Start of Records for the task

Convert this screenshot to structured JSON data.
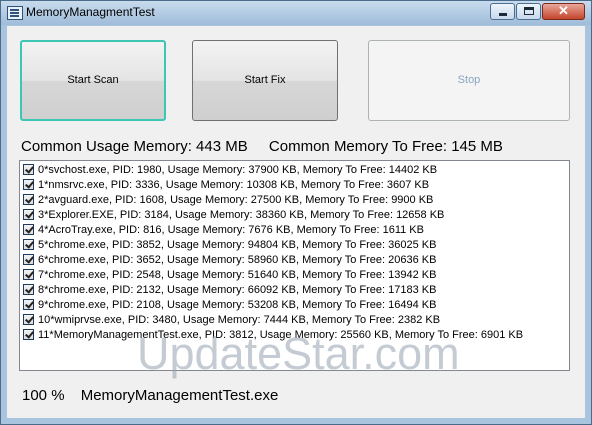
{
  "window": {
    "title": "MemoryManagmentTest",
    "close_label": "✕"
  },
  "buttons": {
    "start_scan": "Start Scan",
    "start_fix": "Start Fix",
    "stop": "Stop"
  },
  "summary": {
    "usage_label": "Common Usage Memory: 443 MB",
    "free_label": "Common Memory To Free: 145 MB"
  },
  "processes": [
    "0*svchost.exe, PID: 1980, Usage Memory: 37900 KB, Memory To Free: 14402 KB",
    "1*nmsrvc.exe, PID: 3336, Usage Memory: 10308 KB, Memory To Free: 3607 KB",
    "2*avguard.exe, PID: 1608, Usage Memory: 27500 KB, Memory To Free: 9900 KB",
    "3*Explorer.EXE, PID: 3184, Usage Memory: 38360 KB, Memory To Free: 12658 KB",
    "4*AcroTray.exe, PID: 816, Usage Memory: 7676 KB, Memory To Free: 1611 KB",
    "5*chrome.exe, PID: 3852, Usage Memory: 94804 KB, Memory To Free: 36025 KB",
    "6*chrome.exe, PID: 3652, Usage Memory: 58960 KB, Memory To Free: 20636 KB",
    "7*chrome.exe, PID: 2548, Usage Memory: 51640 KB, Memory To Free: 13942 KB",
    "8*chrome.exe, PID: 2132, Usage Memory: 66092 KB, Memory To Free: 17183 KB",
    "9*chrome.exe, PID: 2108, Usage Memory: 53208 KB, Memory To Free: 16494 KB",
    "10*wmiprvse.exe, PID: 3480, Usage Memory: 7444 KB, Memory To Free: 2382 KB",
    "11*MemoryManagementTest.exe, PID: 3812, Usage Memory: 25560 KB, Memory To Free: 6901 KB"
  ],
  "status": {
    "percent": "100 %",
    "process": "MemoryManagementTest.exe"
  },
  "watermark": "UpdateStar.com"
}
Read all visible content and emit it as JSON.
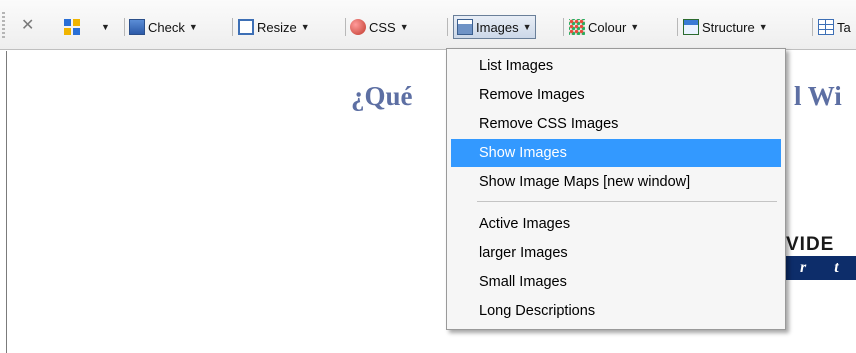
{
  "toolbar": {
    "items": [
      {
        "label": ""
      },
      {
        "label": "Check"
      },
      {
        "label": "Resize"
      },
      {
        "label": "CSS"
      },
      {
        "label": "Images"
      },
      {
        "label": "Colour"
      },
      {
        "label": "Structure"
      },
      {
        "label": "Ta"
      }
    ]
  },
  "page": {
    "heading_left": "¿Qué",
    "heading_right": "l Wi",
    "logo_top": "VIDE",
    "logo_bottom": "r t"
  },
  "menu": {
    "items": [
      {
        "label": "List Images"
      },
      {
        "label": "Remove Images"
      },
      {
        "label": "Remove CSS Images"
      },
      {
        "label": "Show Images",
        "selected": true
      },
      {
        "label": "Show Image Maps [new window]"
      },
      {
        "label": "Active Images"
      },
      {
        "label": "larger Images"
      },
      {
        "label": "Small Images"
      },
      {
        "label": "Long Descriptions"
      }
    ]
  },
  "colors": {
    "selection": "#3399ff",
    "heading": "#5d6fa3",
    "logo_bar": "#0d2d6a"
  }
}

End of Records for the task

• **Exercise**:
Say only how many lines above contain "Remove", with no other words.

• **Result of this exercise**:
2